Amazon Pueblo Project Survival
Team Member: maryann blaisdell
EVENT DATE Dec 21, 2014
Benjamin Angulo wrote -
Thank you to all of our past supporters. We are on our way to achieving many of our goals!
As a result of excessive rot, the repairs to our buildings have cost over twice of what we expected. In addition, we are installing new metal roofs, gutters, and applying paint and wood preservatives to prevent this from happening again. As a result of these expenses, the project is out of funds. I am donating as much money as I am able to cover many of the additional cost. We now need your financial help to continue our mission!
Through the efforts of our donors and volunteers we:
- have built a dock used daily by the villagers to swim, wash clothing, fish, arrive/depart on boats, and simply to enjoy the river
- have provided health care to over 100 people
- have provided English classes to over 30 adults and 50 children
- will provide continuing legal, governmental, and business advice to the village mayor and people.
Our upcoming projects include:
- formally incorporating the village
- finishing the dock
- connecting the dock to a pier system
- repairing and expanding the village’s power grid
- rice cultivation
- and ultimately –cacao (chocolate) cultivation, processing and exportation.
Four years ago, on December 26, 2009, I first visited the Amazon as a tourist. I met Gustavo and his family. Two years after that, following a university class, I made a website in an attempt to tell the world of the needs of La Libertad. I made two other trips to the village in 2011.
After these trips, with the support of three friends from my hometown high school, we founded the Maine-based non-profit corporation Amazon Pueblo. The mission of Amazon Pueblo has ultimately evolved into helping the community to develop sustainable, socially conscious business. Rather than just give the villager’s things that they need (water filters, bathrooms) we are striving to help them have employment that will allow them to buy the things that they need. We also give them advice and guidance on the issues and problems which they face. Rather than just giving the villagers a “fish”, we are teaching them to “fish”.
Our organization, Amazon Pueblo, also strives to be sustainable and self-sufficient. We do not want to be continually asking people to give money to support our efforts. We are slowly starting to receive funds from renting our extra rooms for the volunteers to eco-tourist. We need help as we are getting over the start-up hump!

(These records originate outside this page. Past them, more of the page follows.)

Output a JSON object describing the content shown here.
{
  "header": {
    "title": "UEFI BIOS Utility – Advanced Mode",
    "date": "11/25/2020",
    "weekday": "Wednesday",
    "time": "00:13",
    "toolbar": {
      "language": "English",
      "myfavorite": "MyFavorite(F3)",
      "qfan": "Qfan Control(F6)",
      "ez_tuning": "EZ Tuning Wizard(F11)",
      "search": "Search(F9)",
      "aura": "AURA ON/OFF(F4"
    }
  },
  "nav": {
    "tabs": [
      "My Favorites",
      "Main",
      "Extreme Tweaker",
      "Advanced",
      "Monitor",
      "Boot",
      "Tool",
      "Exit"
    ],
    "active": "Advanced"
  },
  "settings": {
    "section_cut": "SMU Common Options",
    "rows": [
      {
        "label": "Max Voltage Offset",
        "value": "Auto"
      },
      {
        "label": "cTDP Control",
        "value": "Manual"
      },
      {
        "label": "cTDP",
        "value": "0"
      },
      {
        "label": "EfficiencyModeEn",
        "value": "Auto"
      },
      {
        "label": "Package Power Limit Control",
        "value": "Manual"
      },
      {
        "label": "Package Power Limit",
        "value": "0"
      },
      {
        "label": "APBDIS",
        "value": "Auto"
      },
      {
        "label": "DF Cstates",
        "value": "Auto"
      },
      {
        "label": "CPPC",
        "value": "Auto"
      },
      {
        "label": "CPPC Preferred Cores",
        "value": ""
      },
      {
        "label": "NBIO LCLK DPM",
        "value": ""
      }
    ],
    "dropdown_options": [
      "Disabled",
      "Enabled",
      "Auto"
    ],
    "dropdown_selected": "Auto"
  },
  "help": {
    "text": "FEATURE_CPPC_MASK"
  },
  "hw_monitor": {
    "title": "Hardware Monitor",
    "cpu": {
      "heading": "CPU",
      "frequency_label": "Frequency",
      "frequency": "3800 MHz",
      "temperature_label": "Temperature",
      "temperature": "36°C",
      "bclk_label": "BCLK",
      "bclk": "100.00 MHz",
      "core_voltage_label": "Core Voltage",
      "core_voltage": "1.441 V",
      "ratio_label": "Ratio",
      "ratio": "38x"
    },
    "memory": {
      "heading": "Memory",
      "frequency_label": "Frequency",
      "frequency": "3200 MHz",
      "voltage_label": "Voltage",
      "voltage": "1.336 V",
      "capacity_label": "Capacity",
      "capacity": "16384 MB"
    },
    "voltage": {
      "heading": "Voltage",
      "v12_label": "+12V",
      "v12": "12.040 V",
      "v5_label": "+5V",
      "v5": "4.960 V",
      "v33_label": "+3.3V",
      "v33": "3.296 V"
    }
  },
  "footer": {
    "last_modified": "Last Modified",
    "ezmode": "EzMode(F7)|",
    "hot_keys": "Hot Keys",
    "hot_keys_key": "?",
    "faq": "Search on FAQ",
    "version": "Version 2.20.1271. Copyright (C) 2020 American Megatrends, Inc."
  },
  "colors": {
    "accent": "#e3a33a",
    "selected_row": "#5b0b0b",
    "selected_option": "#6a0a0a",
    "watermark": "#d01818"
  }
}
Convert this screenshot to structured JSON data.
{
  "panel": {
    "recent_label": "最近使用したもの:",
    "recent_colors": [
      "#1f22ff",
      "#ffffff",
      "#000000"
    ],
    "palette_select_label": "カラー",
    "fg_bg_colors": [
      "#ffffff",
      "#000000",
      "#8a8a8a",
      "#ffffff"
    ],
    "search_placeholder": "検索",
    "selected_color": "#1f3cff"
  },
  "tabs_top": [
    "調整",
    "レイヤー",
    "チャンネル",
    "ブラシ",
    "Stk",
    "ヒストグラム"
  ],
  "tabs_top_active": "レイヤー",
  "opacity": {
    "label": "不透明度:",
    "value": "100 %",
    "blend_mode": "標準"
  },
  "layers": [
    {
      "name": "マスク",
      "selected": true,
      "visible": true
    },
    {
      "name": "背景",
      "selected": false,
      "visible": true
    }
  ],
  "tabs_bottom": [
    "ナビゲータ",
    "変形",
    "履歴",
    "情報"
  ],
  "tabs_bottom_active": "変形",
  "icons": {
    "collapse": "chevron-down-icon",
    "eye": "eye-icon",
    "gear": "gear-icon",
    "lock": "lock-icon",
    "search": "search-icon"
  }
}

We hope to eventually receive income for the management support that we give to the village businesses. This will allow us to grow. As the project continues, our vision is to expand our services to all indigenous village of the Colombian Amazon.
Please, help us to achieve our mission!